EXTRACTED INFORMATION:
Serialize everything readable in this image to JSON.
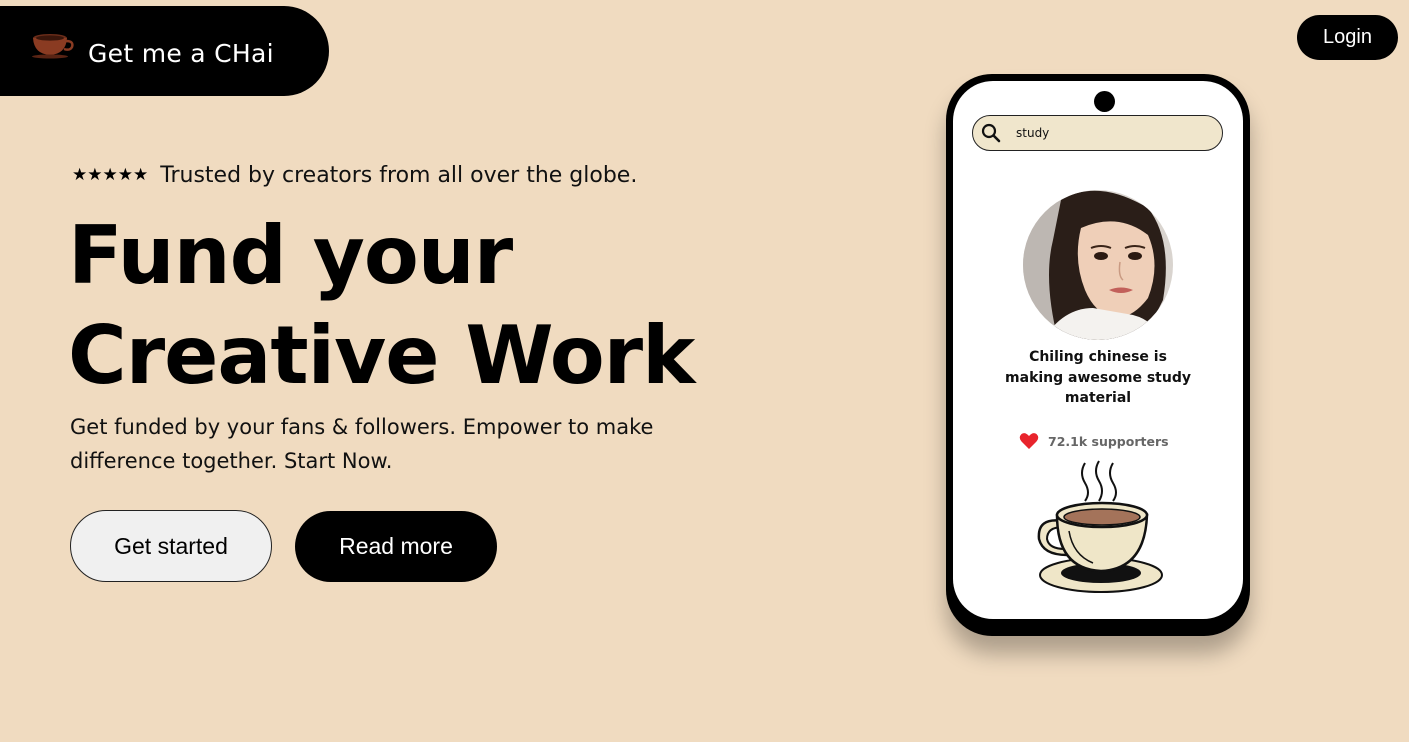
{
  "brand": {
    "title": "Get me a CHai",
    "icon": "coffee-cup-icon"
  },
  "nav": {
    "login_label": "Login"
  },
  "hero": {
    "rating_stars": 5,
    "trusted_text": "Trusted by creators from all over the globe.",
    "headline_line1": "Fund your",
    "headline_line2": "Creative Work",
    "subtext": "Get funded by your fans & followers. Empower to make difference together. Start Now.",
    "primary_button": "Get started",
    "secondary_button": "Read more"
  },
  "phone_preview": {
    "search_value": "study",
    "creator_title": "Chiling chinese is making awesome study material",
    "supporters_text": "72.1k supporters"
  },
  "colors": {
    "background": "#f0dbc0",
    "primary": "#000000",
    "search_bg": "#f0e6cc",
    "heart": "#e8242c"
  }
}
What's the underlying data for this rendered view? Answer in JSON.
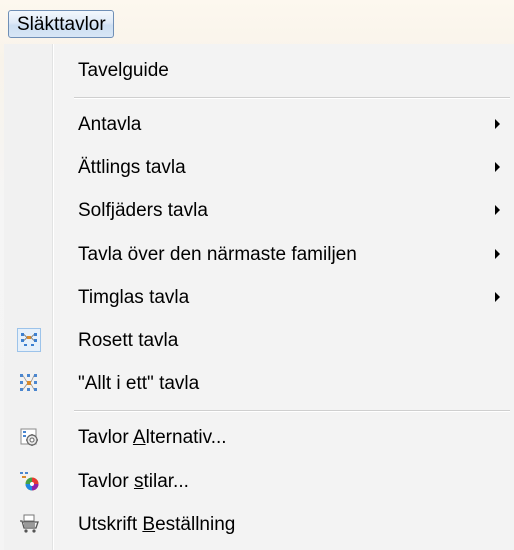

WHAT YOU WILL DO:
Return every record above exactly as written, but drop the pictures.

TASK ANSWER:
Serialize everything readable in this image to JSON.
{
  "brand": {
    "title": "Get me a CHai",
    "icon": "coffee-cup-icon"
  },
  "nav": {
    "login_label": "Login"
  },
  "hero": {
    "rating_stars": 5,
    "trusted_text": "Trusted by creators from all over the globe.",
    "headline_line1": "Fund your",
    "headline_line2": "Creative Work",
    "subtext": "Get funded by your fans & followers. Empower to make difference together. Start Now.",
    "primary_button": "Get started",
    "secondary_button": "Read more"
  },
  "phone_preview": {
    "search_value": "study",
    "creator_title": "Chiling chinese is making awesome study material",
    "supporters_text": "72.1k supporters"
  },
  "colors": {
    "background": "#f0dbc0",
    "primary": "#000000",
    "search_bg": "#f0e6cc",
    "heart": "#e8242c"
  }
}
What's the underlying data for this rendered view? Answer in JSON.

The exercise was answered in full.